* **PROBLEM TO WORK ON**: Would you show every line from the records that holds "badge"?

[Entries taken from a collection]
^^^^^^^^

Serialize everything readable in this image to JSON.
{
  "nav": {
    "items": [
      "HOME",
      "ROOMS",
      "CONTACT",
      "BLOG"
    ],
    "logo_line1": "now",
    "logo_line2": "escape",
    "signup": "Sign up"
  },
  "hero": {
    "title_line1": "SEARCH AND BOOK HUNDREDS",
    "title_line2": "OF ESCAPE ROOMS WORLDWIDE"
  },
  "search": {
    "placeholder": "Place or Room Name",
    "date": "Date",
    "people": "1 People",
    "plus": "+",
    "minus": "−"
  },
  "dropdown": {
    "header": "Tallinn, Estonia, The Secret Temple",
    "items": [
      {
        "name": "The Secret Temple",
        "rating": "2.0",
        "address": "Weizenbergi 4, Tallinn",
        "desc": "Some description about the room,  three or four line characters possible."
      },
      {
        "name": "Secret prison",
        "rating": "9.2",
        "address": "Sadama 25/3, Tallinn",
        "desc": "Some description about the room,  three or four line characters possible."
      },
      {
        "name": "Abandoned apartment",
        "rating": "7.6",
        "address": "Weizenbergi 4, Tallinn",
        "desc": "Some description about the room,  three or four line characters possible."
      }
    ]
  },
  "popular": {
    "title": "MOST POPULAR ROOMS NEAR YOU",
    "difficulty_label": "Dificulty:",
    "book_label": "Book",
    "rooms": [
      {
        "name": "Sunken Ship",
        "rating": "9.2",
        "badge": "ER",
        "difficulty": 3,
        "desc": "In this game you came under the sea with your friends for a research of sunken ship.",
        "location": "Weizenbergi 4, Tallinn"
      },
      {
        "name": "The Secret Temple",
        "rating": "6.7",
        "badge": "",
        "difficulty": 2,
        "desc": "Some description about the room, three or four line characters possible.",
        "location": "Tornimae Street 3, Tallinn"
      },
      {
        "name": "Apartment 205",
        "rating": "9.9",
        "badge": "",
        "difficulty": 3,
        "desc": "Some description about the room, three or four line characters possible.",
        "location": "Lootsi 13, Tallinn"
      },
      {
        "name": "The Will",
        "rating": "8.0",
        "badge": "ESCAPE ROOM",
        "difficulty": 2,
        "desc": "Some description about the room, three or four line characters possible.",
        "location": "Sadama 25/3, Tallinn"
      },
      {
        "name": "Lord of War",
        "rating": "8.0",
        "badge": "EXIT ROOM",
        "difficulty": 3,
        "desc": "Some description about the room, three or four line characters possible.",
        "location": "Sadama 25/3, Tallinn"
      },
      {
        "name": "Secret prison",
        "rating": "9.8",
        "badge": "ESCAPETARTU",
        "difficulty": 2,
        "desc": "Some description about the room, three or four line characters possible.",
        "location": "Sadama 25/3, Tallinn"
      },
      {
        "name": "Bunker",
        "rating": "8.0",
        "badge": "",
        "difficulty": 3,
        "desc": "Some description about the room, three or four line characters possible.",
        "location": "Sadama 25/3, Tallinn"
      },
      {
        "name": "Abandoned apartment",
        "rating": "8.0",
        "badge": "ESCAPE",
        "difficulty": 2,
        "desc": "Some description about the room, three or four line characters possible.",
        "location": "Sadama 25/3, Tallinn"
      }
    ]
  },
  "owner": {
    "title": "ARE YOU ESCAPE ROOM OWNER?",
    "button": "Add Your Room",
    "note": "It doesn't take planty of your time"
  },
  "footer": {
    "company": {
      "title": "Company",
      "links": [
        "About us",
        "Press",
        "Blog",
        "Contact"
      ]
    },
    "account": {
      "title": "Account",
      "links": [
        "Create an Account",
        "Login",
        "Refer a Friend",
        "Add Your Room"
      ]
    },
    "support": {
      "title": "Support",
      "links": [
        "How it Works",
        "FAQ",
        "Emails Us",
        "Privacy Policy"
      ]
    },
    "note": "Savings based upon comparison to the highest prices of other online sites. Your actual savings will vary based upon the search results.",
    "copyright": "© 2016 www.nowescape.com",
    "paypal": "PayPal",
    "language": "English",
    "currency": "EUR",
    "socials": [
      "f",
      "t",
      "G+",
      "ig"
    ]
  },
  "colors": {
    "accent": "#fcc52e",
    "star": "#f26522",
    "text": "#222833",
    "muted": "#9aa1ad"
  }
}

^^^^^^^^

* **TASK RESPONSE**:
        "badge": "ER",
        "badge": "",
        "badge": "",
        "badge": "ESCAPE ROOM",
        "badge": "EXIT ROOM",
        "badge": "ESCAPETARTU",
        "badge": "",
        "badge": "ESCAPE",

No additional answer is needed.